■ **What to produce**:
Search the data for lines holding the word "comment". State how many there are, and nothing else.

■ **Dataset records**:
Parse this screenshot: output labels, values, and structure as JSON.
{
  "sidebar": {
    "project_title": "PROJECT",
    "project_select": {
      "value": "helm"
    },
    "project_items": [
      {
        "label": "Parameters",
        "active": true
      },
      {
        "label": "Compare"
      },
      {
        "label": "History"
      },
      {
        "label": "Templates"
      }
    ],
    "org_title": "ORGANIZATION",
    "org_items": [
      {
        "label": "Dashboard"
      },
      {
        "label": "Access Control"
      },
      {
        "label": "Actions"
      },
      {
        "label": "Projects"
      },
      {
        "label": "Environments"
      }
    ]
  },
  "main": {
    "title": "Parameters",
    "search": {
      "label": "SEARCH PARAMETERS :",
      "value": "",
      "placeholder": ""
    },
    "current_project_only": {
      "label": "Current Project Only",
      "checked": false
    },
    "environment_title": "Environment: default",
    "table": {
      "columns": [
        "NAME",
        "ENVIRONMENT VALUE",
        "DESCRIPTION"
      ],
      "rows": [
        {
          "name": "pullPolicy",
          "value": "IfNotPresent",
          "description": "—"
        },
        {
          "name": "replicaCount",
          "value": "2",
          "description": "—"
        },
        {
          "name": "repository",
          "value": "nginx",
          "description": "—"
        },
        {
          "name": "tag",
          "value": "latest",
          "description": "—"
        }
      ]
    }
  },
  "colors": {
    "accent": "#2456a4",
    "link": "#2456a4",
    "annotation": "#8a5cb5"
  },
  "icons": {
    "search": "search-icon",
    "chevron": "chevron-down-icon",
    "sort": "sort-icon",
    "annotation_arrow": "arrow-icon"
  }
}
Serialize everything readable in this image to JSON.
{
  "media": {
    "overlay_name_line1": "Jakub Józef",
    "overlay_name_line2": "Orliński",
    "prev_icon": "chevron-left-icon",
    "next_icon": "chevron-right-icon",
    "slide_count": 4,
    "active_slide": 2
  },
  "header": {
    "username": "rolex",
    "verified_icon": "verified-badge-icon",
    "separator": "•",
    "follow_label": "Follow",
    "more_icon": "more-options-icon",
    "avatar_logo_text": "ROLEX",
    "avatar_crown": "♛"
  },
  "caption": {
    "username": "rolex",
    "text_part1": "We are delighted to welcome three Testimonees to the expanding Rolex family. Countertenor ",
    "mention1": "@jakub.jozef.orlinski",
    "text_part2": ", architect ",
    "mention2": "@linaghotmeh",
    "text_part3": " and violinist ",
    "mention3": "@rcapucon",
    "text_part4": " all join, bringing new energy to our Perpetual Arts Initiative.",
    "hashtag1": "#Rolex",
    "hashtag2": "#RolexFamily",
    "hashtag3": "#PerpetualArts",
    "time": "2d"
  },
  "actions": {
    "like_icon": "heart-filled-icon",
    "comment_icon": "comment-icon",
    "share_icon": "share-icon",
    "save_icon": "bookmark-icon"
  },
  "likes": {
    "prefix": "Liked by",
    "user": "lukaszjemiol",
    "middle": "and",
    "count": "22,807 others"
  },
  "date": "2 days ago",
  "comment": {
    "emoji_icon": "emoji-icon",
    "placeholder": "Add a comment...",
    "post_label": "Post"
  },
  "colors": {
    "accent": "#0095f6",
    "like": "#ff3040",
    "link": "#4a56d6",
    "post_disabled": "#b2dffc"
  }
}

■ **Answer to this task**:
3